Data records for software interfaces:
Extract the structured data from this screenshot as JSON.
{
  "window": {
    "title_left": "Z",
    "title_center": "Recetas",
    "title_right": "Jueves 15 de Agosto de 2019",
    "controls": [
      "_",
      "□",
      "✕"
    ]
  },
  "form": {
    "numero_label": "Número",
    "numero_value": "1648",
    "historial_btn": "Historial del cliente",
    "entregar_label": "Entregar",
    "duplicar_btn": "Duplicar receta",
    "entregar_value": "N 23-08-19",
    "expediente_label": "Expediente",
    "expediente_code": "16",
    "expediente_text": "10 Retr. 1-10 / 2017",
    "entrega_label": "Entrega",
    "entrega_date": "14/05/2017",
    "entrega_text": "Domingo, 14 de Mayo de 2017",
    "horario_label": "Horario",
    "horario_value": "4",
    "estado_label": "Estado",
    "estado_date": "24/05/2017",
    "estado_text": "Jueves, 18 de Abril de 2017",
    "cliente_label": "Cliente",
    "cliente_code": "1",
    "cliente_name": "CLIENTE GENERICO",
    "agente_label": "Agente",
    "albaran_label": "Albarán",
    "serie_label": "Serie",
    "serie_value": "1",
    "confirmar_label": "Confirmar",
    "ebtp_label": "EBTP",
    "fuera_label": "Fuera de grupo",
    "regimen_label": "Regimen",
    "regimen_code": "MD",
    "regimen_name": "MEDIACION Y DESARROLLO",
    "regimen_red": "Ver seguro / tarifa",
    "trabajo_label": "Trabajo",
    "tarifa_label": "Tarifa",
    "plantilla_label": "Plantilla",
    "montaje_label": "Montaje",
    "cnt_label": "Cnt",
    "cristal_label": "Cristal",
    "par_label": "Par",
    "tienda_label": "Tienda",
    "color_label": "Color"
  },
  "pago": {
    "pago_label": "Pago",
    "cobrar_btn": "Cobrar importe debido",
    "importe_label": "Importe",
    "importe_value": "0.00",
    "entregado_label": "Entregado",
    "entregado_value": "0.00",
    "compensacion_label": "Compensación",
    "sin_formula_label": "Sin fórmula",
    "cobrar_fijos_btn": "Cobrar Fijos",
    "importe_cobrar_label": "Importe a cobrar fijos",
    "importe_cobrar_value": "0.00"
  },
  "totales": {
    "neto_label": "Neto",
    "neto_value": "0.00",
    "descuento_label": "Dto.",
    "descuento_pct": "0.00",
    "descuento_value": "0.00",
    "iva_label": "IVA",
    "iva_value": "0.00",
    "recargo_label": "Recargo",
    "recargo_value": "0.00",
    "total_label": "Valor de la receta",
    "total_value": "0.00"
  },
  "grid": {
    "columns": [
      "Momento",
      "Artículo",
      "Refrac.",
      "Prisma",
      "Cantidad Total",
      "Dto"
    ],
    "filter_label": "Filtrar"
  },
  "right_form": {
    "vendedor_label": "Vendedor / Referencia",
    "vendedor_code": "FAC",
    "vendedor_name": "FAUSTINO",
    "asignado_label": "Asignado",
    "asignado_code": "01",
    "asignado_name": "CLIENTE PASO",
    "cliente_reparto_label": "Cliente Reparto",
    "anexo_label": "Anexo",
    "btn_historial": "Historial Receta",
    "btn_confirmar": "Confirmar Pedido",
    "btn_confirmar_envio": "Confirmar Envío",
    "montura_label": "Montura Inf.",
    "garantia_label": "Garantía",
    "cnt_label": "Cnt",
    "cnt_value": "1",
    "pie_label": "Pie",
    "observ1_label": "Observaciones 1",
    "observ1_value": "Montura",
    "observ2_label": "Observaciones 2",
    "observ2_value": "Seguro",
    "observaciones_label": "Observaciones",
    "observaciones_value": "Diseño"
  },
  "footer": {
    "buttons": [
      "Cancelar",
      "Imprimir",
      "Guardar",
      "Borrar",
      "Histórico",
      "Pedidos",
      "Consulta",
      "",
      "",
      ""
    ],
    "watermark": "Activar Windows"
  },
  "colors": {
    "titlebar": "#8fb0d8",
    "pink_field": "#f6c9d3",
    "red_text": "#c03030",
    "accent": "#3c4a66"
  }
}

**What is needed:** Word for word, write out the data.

**Completed exercise:**
Extract the structured data from this screenshot as JSON.
{
  "window": {
    "title_left": "Z",
    "title_center": "Recetas",
    "title_right": "Jueves 15 de Agosto de 2019",
    "controls": [
      "_",
      "□",
      "✕"
    ]
  },
  "form": {
    "numero_label": "Número",
    "numero_value": "1648",
    "historial_btn": "Historial del cliente",
    "entregar_label": "Entregar",
    "duplicar_btn": "Duplicar receta",
    "entregar_value": "N 23-08-19",
    "expediente_label": "Expediente",
    "expediente_code": "16",
    "expediente_text": "10 Retr. 1-10 / 2017",
    "entrega_label": "Entrega",
    "entrega_date": "14/05/2017",
    "entrega_text": "Domingo, 14 de Mayo de 2017",
    "horario_label": "Horario",
    "horario_value": "4",
    "estado_label": "Estado",
    "estado_date": "24/05/2017",
    "estado_text": "Jueves, 18 de Abril de 2017",
    "cliente_label": "Cliente",
    "cliente_code": "1",
    "cliente_name": "CLIENTE GENERICO",
    "agente_label": "Agente",
    "albaran_label": "Albarán",
    "serie_label": "Serie",
    "serie_value": "1",
    "confirmar_label": "Confirmar",
    "ebtp_label": "EBTP",
    "fuera_label": "Fuera de grupo",
    "regimen_label": "Regimen",
    "regimen_code": "MD",
    "regimen_name": "MEDIACION Y DESARROLLO",
    "regimen_red": "Ver seguro / tarifa",
    "trabajo_label": "Trabajo",
    "tarifa_label": "Tarifa",
    "plantilla_label": "Plantilla",
    "montaje_label": "Montaje",
    "cnt_label": "Cnt",
    "cristal_label": "Cristal",
    "par_label": "Par",
    "tienda_label": "Tienda",
    "color_label": "Color"
  },
  "pago": {
    "pago_label": "Pago",
    "cobrar_btn": "Cobrar importe debido",
    "importe_label": "Importe",
    "importe_value": "0.00",
    "entregado_label": "Entregado",
    "entregado_value": "0.00",
    "compensacion_label": "Compensación",
    "sin_formula_label": "Sin fórmula",
    "cobrar_fijos_btn": "Cobrar Fijos",
    "importe_cobrar_label": "Importe a cobrar fijos",
    "importe_cobrar_value": "0.00"
  },
  "totales": {
    "neto_label": "Neto",
    "neto_value": "0.00",
    "descuento_label": "Dto.",
    "descuento_pct": "0.00",
    "descuento_value": "0.00",
    "iva_label": "IVA",
    "iva_value": "0.00",
    "recargo_label": "Recargo",
    "recargo_value": "0.00",
    "total_label": "Valor de la receta",
    "total_value": "0.00"
  },
  "grid": {
    "columns": [
      "Momento",
      "Artículo",
      "Refrac.",
      "Prisma",
      "Cantidad Total",
      "Dto"
    ],
    "filter_label": "Filtrar"
  },
  "right_form": {
    "vendedor_label": "Vendedor / Referencia",
    "vendedor_code": "FAC",
    "vendedor_name": "FAUSTINO",
    "asignado_label": "Asignado",
    "asignado_code": "01",
    "asignado_name": "CLIENTE PASO",
    "cliente_reparto_label": "Cliente Reparto",
    "anexo_label": "Anexo",
    "btn_historial": "Historial Receta",
    "btn_confirmar": "Confirmar Pedido",
    "btn_confirmar_envio": "Confirmar Envío",
    "montura_label": "Montura Inf.",
    "garantia_label": "Garantía",
    "cnt_label": "Cnt",
    "cnt_value": "1",
    "pie_label": "Pie",
    "observ1_label": "Observaciones 1",
    "observ1_value": "Montura",
    "observ2_label": "Observaciones 2",
    "observ2_value": "Seguro",
    "observaciones_label": "Observaciones",
    "observaciones_value": "Diseño"
  },
  "footer": {
    "buttons": [
      "Cancelar",
      "Imprimir",
      "Guardar",
      "Borrar",
      "Histórico",
      "Pedidos",
      "Consulta",
      "",
      "",
      ""
    ],
    "watermark": "Activar Windows"
  },
  "colors": {
    "titlebar": "#8fb0d8",
    "pink_field": "#f6c9d3",
    "red_text": "#c03030",
    "accent": "#3c4a66"
  }
}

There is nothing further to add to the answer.